(Data for the task begins)

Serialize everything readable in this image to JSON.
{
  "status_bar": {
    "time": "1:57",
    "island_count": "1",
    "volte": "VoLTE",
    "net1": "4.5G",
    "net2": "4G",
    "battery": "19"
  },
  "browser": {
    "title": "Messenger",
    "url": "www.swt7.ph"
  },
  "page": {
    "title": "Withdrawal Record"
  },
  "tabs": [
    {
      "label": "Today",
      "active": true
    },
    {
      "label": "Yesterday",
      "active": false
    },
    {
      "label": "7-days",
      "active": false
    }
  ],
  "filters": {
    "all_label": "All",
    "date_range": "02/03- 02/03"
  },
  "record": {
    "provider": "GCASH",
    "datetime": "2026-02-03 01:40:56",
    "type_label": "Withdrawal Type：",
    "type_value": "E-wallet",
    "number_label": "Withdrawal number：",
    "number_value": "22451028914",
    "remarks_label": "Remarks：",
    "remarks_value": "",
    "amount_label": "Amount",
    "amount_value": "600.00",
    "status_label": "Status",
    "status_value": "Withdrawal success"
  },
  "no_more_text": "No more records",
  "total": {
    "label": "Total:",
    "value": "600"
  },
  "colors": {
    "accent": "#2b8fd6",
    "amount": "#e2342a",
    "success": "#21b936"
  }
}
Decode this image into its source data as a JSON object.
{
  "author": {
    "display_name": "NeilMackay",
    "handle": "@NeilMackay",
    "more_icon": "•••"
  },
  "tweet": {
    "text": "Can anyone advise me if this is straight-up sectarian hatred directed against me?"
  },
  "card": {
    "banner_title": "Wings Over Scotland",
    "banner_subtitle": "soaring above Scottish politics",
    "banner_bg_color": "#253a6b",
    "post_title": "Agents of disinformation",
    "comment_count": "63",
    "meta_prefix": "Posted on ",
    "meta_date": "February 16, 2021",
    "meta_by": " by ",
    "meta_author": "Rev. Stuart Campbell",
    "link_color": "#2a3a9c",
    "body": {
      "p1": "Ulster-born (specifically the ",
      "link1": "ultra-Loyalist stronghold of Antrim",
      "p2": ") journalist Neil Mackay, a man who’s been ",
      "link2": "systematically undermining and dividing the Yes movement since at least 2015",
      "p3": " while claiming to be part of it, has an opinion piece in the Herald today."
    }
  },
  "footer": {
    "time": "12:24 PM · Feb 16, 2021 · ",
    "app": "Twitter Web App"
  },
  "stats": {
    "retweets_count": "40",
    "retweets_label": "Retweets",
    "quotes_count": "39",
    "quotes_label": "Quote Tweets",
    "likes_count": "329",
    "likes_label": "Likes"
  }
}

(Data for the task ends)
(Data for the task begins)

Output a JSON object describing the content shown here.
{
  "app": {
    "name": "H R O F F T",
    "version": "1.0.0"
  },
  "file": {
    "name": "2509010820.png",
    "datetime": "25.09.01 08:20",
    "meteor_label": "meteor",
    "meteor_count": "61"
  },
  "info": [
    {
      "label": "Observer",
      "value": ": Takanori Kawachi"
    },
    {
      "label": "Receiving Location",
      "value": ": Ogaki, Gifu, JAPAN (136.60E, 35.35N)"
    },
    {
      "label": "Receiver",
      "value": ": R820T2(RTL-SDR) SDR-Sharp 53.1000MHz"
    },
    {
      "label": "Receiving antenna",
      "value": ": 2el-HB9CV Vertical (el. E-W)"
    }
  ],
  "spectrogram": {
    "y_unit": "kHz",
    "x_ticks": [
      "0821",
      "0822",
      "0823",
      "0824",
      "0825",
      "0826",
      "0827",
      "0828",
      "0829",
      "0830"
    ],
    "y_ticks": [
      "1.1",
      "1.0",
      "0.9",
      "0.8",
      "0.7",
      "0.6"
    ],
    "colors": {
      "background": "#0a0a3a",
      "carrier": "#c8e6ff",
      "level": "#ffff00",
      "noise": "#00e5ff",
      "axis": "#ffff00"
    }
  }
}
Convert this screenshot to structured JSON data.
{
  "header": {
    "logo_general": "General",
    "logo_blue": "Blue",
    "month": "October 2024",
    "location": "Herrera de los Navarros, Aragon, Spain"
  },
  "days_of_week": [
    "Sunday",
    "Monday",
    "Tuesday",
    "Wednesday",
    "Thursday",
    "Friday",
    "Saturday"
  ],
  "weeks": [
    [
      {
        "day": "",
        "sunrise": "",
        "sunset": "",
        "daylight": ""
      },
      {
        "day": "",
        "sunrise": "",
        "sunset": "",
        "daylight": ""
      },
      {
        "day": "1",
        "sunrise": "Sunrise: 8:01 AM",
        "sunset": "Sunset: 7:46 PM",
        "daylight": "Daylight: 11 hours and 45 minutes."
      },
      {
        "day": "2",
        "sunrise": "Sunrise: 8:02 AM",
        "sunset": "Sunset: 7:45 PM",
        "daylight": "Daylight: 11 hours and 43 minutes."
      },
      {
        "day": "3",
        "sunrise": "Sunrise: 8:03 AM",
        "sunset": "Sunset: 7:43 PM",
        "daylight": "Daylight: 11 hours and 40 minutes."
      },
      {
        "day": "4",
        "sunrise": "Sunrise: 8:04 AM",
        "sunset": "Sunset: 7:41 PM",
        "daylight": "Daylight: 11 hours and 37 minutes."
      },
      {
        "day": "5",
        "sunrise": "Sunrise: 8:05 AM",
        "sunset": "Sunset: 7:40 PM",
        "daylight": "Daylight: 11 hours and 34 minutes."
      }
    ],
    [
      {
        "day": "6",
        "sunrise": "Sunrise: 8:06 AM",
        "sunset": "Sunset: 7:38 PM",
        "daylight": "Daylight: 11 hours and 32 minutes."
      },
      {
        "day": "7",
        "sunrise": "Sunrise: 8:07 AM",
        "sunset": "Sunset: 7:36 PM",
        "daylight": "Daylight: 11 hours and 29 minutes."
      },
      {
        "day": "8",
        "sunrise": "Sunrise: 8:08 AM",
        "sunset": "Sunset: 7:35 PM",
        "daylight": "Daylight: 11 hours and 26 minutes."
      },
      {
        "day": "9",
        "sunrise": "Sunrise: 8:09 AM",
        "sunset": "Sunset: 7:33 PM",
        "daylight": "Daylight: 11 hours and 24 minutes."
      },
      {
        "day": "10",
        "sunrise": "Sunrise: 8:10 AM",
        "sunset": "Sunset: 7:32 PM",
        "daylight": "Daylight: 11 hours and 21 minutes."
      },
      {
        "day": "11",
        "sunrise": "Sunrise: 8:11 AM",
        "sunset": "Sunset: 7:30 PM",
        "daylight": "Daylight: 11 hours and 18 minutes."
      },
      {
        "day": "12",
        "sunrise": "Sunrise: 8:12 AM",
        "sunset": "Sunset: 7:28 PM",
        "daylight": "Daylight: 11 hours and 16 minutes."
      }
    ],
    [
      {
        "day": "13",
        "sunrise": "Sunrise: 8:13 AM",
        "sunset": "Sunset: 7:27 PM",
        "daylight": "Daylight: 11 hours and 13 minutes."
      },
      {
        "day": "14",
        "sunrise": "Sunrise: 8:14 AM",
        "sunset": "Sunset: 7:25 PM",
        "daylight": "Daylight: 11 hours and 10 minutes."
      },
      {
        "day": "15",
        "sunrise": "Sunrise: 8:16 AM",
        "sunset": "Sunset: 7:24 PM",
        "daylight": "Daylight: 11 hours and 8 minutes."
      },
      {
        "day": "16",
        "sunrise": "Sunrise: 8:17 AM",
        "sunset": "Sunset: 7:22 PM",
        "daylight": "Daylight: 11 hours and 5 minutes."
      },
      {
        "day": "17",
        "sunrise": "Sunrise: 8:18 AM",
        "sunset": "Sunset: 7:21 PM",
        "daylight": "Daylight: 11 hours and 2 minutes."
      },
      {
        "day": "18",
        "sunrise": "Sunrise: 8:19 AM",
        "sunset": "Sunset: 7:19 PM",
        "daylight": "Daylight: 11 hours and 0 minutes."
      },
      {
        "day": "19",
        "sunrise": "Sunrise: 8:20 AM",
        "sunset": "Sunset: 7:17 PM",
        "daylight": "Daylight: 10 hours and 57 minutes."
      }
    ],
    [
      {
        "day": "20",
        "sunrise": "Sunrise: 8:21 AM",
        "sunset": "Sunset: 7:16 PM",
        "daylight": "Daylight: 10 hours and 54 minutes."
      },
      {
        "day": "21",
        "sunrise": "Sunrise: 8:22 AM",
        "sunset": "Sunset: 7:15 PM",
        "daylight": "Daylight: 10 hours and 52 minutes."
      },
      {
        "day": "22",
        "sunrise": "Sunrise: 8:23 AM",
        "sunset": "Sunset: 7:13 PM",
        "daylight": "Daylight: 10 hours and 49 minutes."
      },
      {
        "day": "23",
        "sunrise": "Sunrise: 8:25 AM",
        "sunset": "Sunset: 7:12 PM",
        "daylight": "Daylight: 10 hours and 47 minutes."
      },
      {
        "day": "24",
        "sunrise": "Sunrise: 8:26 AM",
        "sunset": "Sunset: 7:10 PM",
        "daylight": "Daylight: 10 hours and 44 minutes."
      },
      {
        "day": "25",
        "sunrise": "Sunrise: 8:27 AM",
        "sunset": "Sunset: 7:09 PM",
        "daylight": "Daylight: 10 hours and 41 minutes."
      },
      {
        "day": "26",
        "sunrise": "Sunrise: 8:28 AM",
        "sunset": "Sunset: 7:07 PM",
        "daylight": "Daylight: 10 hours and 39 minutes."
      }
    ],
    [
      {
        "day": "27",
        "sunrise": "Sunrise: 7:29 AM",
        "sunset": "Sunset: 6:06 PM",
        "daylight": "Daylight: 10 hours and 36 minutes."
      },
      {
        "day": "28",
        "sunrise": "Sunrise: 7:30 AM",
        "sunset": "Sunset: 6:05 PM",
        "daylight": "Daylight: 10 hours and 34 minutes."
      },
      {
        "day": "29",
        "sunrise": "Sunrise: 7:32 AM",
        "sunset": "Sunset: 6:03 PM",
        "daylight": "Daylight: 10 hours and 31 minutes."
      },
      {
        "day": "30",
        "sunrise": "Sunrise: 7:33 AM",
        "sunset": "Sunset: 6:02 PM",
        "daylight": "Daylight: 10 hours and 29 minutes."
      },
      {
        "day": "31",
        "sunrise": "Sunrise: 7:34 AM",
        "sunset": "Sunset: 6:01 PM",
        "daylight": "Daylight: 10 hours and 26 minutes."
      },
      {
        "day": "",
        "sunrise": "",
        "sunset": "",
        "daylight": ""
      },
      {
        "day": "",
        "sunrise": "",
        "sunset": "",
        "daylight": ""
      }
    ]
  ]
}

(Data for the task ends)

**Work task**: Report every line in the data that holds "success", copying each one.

**Result of the exercise**:
    "status_value": "Withdrawal success"
    "success": "#21b936"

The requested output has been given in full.